The expected output is each line in the data below that includes the string "Russian".
----- DATA IN THIS EXERCISE -----
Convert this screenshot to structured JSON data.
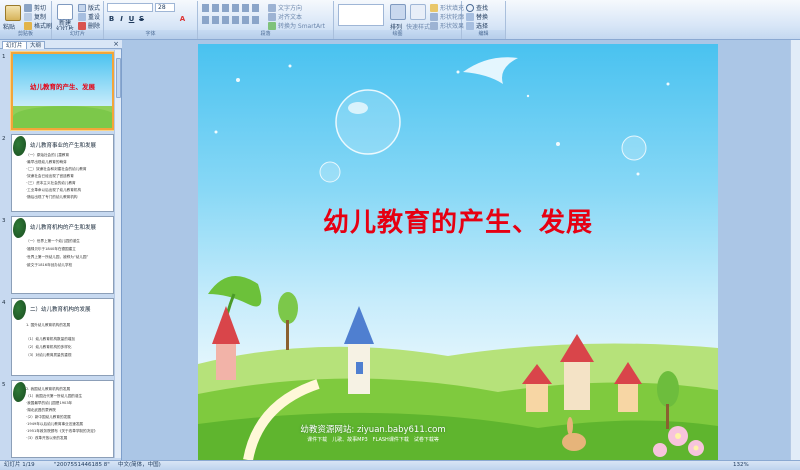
{
  "ribbon": {
    "clipboard": {
      "paste_label": "粘贴",
      "cut_label": "剪切",
      "copy_label": "复制",
      "format_painter_label": "格式刷",
      "group_label": "剪贴板"
    },
    "slides": {
      "new_slide_label": "新建",
      "new_slide_label2": "幻灯片",
      "layout_label": "版式",
      "reset_label": "重设",
      "delete_label": "删除",
      "group_label": "幻灯片"
    },
    "font": {
      "font_size": "28",
      "group_label": "字体"
    },
    "paragraph": {
      "text_direction_label": "文字方向",
      "align_text_label": "对齐文本",
      "smartart_label": "转换为 SmartArt",
      "group_label": "段落"
    },
    "drawing": {
      "arrange_label": "排列",
      "quick_styles_label": "快速样式",
      "fill_label": "形状填充",
      "outline_label": "形状轮廓",
      "effects_label": "形状效果",
      "group_label": "绘图"
    },
    "editing": {
      "find_label": "查找",
      "replace_label": "替换",
      "select_label": "选择",
      "group_label": "编辑"
    }
  },
  "left_panel": {
    "tab_slides": "幻灯片",
    "tab_outline": "大纲",
    "close_glyph": "×",
    "slides": [
      {
        "num": "1",
        "title": "幼儿教育的产生、发展",
        "lines": []
      },
      {
        "num": "2",
        "title": "幼儿教育事业的产生和发展",
        "lines": [
          "（一）原始社会的儿童教育",
          "·最早出现幼儿教育的萌芽",
          "·（二）奴隶社会和封建社会的幼儿教育",
          "·奴隶社会已经出现了宫廷教育",
          "·（三）资本主义社会的幼儿教育",
          "·工业革命以后出现了幼儿教育机构",
          "·随后出现了专门的幼儿教育机构"
        ]
      },
      {
        "num": "3",
        "title": "幼儿教育机构的产生和发展",
        "lines": [
          "（一）世界上第一个幼儿园的诞生",
          "·福禄贝尔于1840年在德国建立",
          "·世界上第一所幼儿园，被称为“幼儿园”",
          "·欧文于1816年创办幼儿学校"
        ]
      },
      {
        "num": "4",
        "title": "二）幼儿教育机构的发展",
        "lines": [
          "1. 国外幼儿教育机构的发展",
          "（1）幼儿教育机构数量的增加",
          "（2）幼儿教育机构的多样化",
          "（3）对幼儿教育质量的重视"
        ]
      },
      {
        "num": "5",
        "title": "",
        "lines": [
          "2. 我国幼儿教育机构的发展",
          "（1）我国近代第一所幼儿园的诞生",
          "·我国最早的幼儿园是1903年",
          "·湖北武昌的蒙养院",
          "·（2）新中国幼儿教育的发展",
          "·1949年以后幼儿教育事业迅速发展",
          "·1951年政务院颁布《关于改革学制的决定》",
          "·（3）改革开放以来的发展"
        ]
      }
    ]
  },
  "slide": {
    "title": "幼儿教育的产生、发展",
    "footer_main": "幼教资源网站: ziyuan.baby611.com",
    "footer_sub": "课件下载　儿歌、故事MP3　FLASH课件下载　试卷下载等"
  },
  "statusbar": {
    "slide_counter": "幻灯片 1/19",
    "theme": "\"2007551446185 8\"",
    "language": "中文(简体，中国)",
    "zoom": "132%"
  }
}
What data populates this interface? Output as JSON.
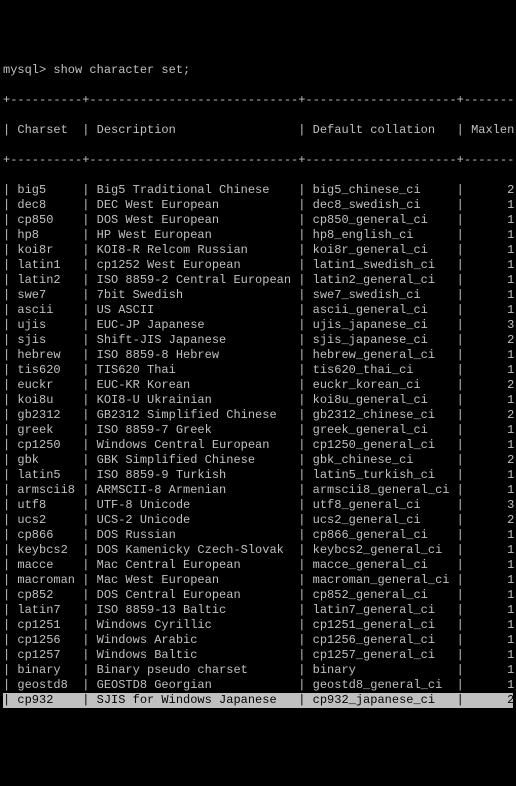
{
  "prompt": "mysql> show character set;",
  "sep": "+----------+-----------------------------+---------------------+--------+",
  "header": {
    "charset": "Charset",
    "description": "Description",
    "collation": "Default collation",
    "maxlen": "Maxlen"
  },
  "rows": [
    {
      "c": "big5",
      "d": "Big5 Traditional Chinese",
      "co": "big5_chinese_ci",
      "m": "2"
    },
    {
      "c": "dec8",
      "d": "DEC West European",
      "co": "dec8_swedish_ci",
      "m": "1"
    },
    {
      "c": "cp850",
      "d": "DOS West European",
      "co": "cp850_general_ci",
      "m": "1"
    },
    {
      "c": "hp8",
      "d": "HP West European",
      "co": "hp8_english_ci",
      "m": "1"
    },
    {
      "c": "koi8r",
      "d": "KOI8-R Relcom Russian",
      "co": "koi8r_general_ci",
      "m": "1"
    },
    {
      "c": "latin1",
      "d": "cp1252 West European",
      "co": "latin1_swedish_ci",
      "m": "1"
    },
    {
      "c": "latin2",
      "d": "ISO 8859-2 Central European",
      "co": "latin2_general_ci",
      "m": "1"
    },
    {
      "c": "swe7",
      "d": "7bit Swedish",
      "co": "swe7_swedish_ci",
      "m": "1"
    },
    {
      "c": "ascii",
      "d": "US ASCII",
      "co": "ascii_general_ci",
      "m": "1"
    },
    {
      "c": "ujis",
      "d": "EUC-JP Japanese",
      "co": "ujis_japanese_ci",
      "m": "3"
    },
    {
      "c": "sjis",
      "d": "Shift-JIS Japanese",
      "co": "sjis_japanese_ci",
      "m": "2"
    },
    {
      "c": "hebrew",
      "d": "ISO 8859-8 Hebrew",
      "co": "hebrew_general_ci",
      "m": "1"
    },
    {
      "c": "tis620",
      "d": "TIS620 Thai",
      "co": "tis620_thai_ci",
      "m": "1"
    },
    {
      "c": "euckr",
      "d": "EUC-KR Korean",
      "co": "euckr_korean_ci",
      "m": "2"
    },
    {
      "c": "koi8u",
      "d": "KOI8-U Ukrainian",
      "co": "koi8u_general_ci",
      "m": "1"
    },
    {
      "c": "gb2312",
      "d": "GB2312 Simplified Chinese",
      "co": "gb2312_chinese_ci",
      "m": "2"
    },
    {
      "c": "greek",
      "d": "ISO 8859-7 Greek",
      "co": "greek_general_ci",
      "m": "1"
    },
    {
      "c": "cp1250",
      "d": "Windows Central European",
      "co": "cp1250_general_ci",
      "m": "1"
    },
    {
      "c": "gbk",
      "d": "GBK Simplified Chinese",
      "co": "gbk_chinese_ci",
      "m": "2"
    },
    {
      "c": "latin5",
      "d": "ISO 8859-9 Turkish",
      "co": "latin5_turkish_ci",
      "m": "1"
    },
    {
      "c": "armscii8",
      "d": "ARMSCII-8 Armenian",
      "co": "armscii8_general_ci",
      "m": "1"
    },
    {
      "c": "utf8",
      "d": "UTF-8 Unicode",
      "co": "utf8_general_ci",
      "m": "3"
    },
    {
      "c": "ucs2",
      "d": "UCS-2 Unicode",
      "co": "ucs2_general_ci",
      "m": "2"
    },
    {
      "c": "cp866",
      "d": "DOS Russian",
      "co": "cp866_general_ci",
      "m": "1"
    },
    {
      "c": "keybcs2",
      "d": "DOS Kamenicky Czech-Slovak",
      "co": "keybcs2_general_ci",
      "m": "1"
    },
    {
      "c": "macce",
      "d": "Mac Central European",
      "co": "macce_general_ci",
      "m": "1"
    },
    {
      "c": "macroman",
      "d": "Mac West European",
      "co": "macroman_general_ci",
      "m": "1"
    },
    {
      "c": "cp852",
      "d": "DOS Central European",
      "co": "cp852_general_ci",
      "m": "1"
    },
    {
      "c": "latin7",
      "d": "ISO 8859-13 Baltic",
      "co": "latin7_general_ci",
      "m": "1"
    },
    {
      "c": "cp1251",
      "d": "Windows Cyrillic",
      "co": "cp1251_general_ci",
      "m": "1"
    },
    {
      "c": "cp1256",
      "d": "Windows Arabic",
      "co": "cp1256_general_ci",
      "m": "1"
    },
    {
      "c": "cp1257",
      "d": "Windows Baltic",
      "co": "cp1257_general_ci",
      "m": "1"
    },
    {
      "c": "binary",
      "d": "Binary pseudo charset",
      "co": "binary",
      "m": "1"
    },
    {
      "c": "geostd8",
      "d": "GEOSTD8 Georgian",
      "co": "geostd8_general_ci",
      "m": "1"
    },
    {
      "c": "cp932",
      "d": "SJIS for Windows Japanese",
      "co": "cp932_japanese_ci",
      "m": "2",
      "hl": true
    }
  ],
  "widths": {
    "c": 8,
    "d": 27,
    "co": 19,
    "m": 6
  }
}
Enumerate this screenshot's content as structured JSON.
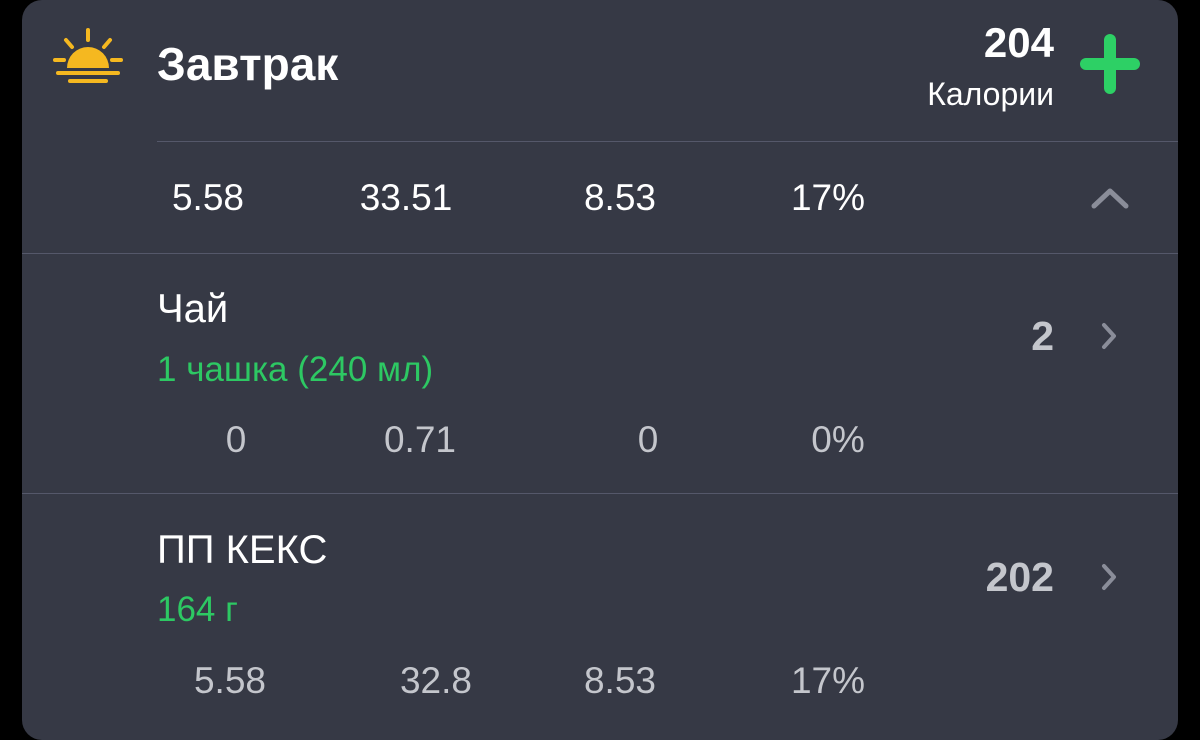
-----
TASK ANSWER:
      "d": "KOI8-R Relcom Russian",
      "d": "DOS Russian",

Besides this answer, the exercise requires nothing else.